[Stored entries]
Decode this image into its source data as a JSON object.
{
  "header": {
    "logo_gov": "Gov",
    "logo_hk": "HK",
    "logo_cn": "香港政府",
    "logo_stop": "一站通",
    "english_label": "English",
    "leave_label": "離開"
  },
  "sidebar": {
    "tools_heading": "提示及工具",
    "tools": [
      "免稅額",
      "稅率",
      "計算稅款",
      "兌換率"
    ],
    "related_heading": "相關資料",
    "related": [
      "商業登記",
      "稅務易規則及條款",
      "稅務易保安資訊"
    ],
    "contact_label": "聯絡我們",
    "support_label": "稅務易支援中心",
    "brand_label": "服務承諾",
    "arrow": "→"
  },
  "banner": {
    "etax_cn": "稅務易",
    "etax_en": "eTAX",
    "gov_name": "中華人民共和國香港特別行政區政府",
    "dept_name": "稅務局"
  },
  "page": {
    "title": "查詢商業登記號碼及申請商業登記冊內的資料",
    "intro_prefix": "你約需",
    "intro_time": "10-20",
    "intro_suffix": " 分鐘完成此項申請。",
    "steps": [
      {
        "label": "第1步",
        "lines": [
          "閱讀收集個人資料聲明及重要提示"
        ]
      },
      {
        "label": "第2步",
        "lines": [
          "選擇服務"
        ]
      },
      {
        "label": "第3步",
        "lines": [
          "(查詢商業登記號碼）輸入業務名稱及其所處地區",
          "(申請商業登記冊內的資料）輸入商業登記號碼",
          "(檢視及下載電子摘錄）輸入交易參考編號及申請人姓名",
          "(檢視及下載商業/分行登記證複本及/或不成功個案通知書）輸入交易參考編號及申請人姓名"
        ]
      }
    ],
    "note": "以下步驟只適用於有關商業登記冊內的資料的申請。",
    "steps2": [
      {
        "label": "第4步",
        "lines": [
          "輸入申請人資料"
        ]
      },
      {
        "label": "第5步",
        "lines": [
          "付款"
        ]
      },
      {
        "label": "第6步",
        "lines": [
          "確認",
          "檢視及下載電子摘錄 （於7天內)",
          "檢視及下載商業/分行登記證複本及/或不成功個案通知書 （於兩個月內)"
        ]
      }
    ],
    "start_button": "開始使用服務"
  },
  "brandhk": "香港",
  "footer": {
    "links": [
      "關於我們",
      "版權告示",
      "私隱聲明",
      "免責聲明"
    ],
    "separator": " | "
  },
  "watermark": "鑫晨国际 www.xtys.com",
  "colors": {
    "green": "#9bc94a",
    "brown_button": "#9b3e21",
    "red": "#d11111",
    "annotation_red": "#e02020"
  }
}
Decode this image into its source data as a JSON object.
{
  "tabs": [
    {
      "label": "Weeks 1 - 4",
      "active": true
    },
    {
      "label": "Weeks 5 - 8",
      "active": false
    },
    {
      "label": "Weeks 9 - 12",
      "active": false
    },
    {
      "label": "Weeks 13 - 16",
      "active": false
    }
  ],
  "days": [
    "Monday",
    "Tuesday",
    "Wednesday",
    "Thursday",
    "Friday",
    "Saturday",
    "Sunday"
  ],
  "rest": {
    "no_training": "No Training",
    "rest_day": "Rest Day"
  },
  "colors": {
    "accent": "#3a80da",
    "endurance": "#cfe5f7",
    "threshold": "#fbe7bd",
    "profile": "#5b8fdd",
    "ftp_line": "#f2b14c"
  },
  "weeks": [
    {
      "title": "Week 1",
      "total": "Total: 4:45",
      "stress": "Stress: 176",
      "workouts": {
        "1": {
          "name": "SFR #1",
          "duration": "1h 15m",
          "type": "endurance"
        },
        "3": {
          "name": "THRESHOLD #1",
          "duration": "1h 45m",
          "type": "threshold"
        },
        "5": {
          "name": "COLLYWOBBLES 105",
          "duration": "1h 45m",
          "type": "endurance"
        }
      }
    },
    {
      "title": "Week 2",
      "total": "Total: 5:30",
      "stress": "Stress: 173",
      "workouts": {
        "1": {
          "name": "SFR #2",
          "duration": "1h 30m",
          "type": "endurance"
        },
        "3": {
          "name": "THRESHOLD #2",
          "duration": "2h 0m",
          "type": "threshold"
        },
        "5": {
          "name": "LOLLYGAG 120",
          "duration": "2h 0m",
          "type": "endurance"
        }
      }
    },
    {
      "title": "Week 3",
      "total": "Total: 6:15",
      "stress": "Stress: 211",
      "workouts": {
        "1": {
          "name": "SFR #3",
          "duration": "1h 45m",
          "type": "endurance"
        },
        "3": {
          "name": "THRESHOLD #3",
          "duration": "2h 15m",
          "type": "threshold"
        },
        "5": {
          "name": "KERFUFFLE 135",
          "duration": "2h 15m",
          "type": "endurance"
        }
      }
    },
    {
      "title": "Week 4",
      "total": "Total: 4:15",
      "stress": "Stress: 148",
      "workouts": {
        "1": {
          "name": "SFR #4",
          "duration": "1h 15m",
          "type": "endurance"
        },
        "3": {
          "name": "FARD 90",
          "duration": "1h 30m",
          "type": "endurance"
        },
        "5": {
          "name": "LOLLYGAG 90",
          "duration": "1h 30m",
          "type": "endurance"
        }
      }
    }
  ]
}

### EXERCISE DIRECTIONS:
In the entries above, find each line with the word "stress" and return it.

### OUTPUT FOR THIS TASK:
      "stress": "Stress: 176",
      "stress": "Stress: 173",
      "stress": "Stress: 211",
      "stress": "Stress: 148",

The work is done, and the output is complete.